## Data for the task
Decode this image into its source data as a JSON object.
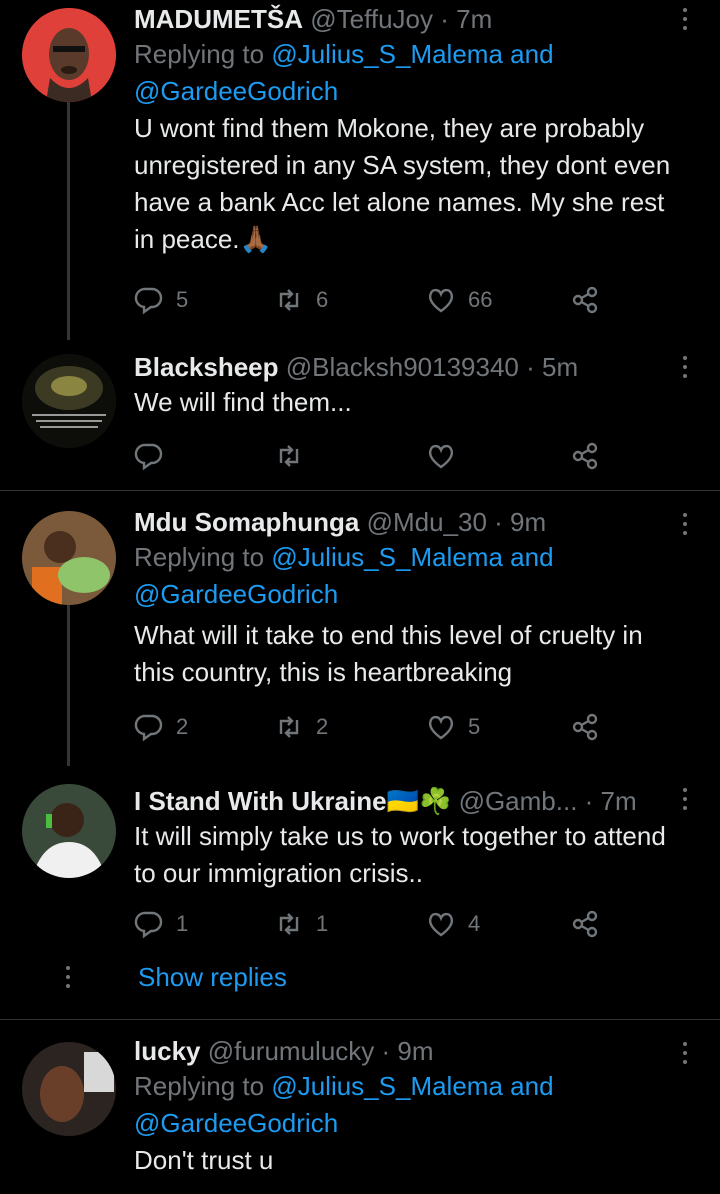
{
  "tweets": [
    {
      "name": "MADUMETŠA",
      "handle": "@TeffuJoy",
      "time": "· 7m",
      "replying_prefix": "Replying to",
      "replying_to_1": "@Julius_S_Malema",
      "replying_and": "and",
      "replying_to_2": "@GardeeGodrich",
      "text": "U wont find them Mokone, they are probably unregistered in any SA system, they dont even have a bank Acc let alone names. My she rest in peace.🙏🏾",
      "replies": "5",
      "retweets": "6",
      "likes": "66"
    },
    {
      "name": "Blacksheep",
      "handle": "@Blacksh90139340",
      "time": "· 5m",
      "text": "We will find them...",
      "replies": "",
      "retweets": "",
      "likes": ""
    },
    {
      "name": "Mdu Somaphunga",
      "handle": "@Mdu_30",
      "time": "· 9m",
      "replying_prefix": "Replying to",
      "replying_to_1": "@Julius_S_Malema",
      "replying_and": "and",
      "replying_to_2": "@GardeeGodrich",
      "text": "What will it take to end this level of cruelty in this country, this is heartbreaking",
      "replies": "2",
      "retweets": "2",
      "likes": "5"
    },
    {
      "name": "I Stand With Ukraine🇺🇦☘️",
      "handle": "@Gamb...",
      "time": "· 7m",
      "text": "It will simply take us to work together to attend to our immigration crisis..",
      "replies": "1",
      "retweets": "1",
      "likes": "4"
    },
    {
      "name": "lucky",
      "handle": "@furumulucky",
      "time": "· 9m",
      "replying_prefix": "Replying to",
      "replying_to_1": "@Julius_S_Malema",
      "replying_and": "and",
      "replying_to_2": "@GardeeGodrich",
      "text": "Don't trust u"
    }
  ],
  "show_replies_label": "Show replies",
  "colors": {
    "background": "#000000",
    "link": "#1d9bf0",
    "muted": "#71767b",
    "text": "#e7e9ea"
  },
  "icons": [
    "reply-icon",
    "retweet-icon",
    "like-icon",
    "share-icon",
    "more-icon"
  ]
}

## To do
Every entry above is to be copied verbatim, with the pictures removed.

## Written response
Decode this image into its source data as a JSON object.
{
  "tweets": [
    {
      "name": "MADUMETŠA",
      "handle": "@TeffuJoy",
      "time": "· 7m",
      "replying_prefix": "Replying to",
      "replying_to_1": "@Julius_S_Malema",
      "replying_and": "and",
      "replying_to_2": "@GardeeGodrich",
      "text": "U wont find them Mokone, they are probably unregistered in any SA system, they dont even have a bank Acc let alone names. My she rest in peace.🙏🏾",
      "replies": "5",
      "retweets": "6",
      "likes": "66"
    },
    {
      "name": "Blacksheep",
      "handle": "@Blacksh90139340",
      "time": "· 5m",
      "text": "We will find them...",
      "replies": "",
      "retweets": "",
      "likes": ""
    },
    {
      "name": "Mdu Somaphunga",
      "handle": "@Mdu_30",
      "time": "· 9m",
      "replying_prefix": "Replying to",
      "replying_to_1": "@Julius_S_Malema",
      "replying_and": "and",
      "replying_to_2": "@GardeeGodrich",
      "text": "What will it take to end this level of cruelty in this country, this is heartbreaking",
      "replies": "2",
      "retweets": "2",
      "likes": "5"
    },
    {
      "name": "I Stand With Ukraine🇺🇦☘️",
      "handle": "@Gamb...",
      "time": "· 7m",
      "text": "It will simply take us to work together to attend to our immigration crisis..",
      "replies": "1",
      "retweets": "1",
      "likes": "4"
    },
    {
      "name": "lucky",
      "handle": "@furumulucky",
      "time": "· 9m",
      "replying_prefix": "Replying to",
      "replying_to_1": "@Julius_S_Malema",
      "replying_and": "and",
      "replying_to_2": "@GardeeGodrich",
      "text": "Don't trust u"
    }
  ],
  "show_replies_label": "Show replies",
  "colors": {
    "background": "#000000",
    "link": "#1d9bf0",
    "muted": "#71767b",
    "text": "#e7e9ea"
  },
  "icons": [
    "reply-icon",
    "retweet-icon",
    "like-icon",
    "share-icon",
    "more-icon"
  ]
}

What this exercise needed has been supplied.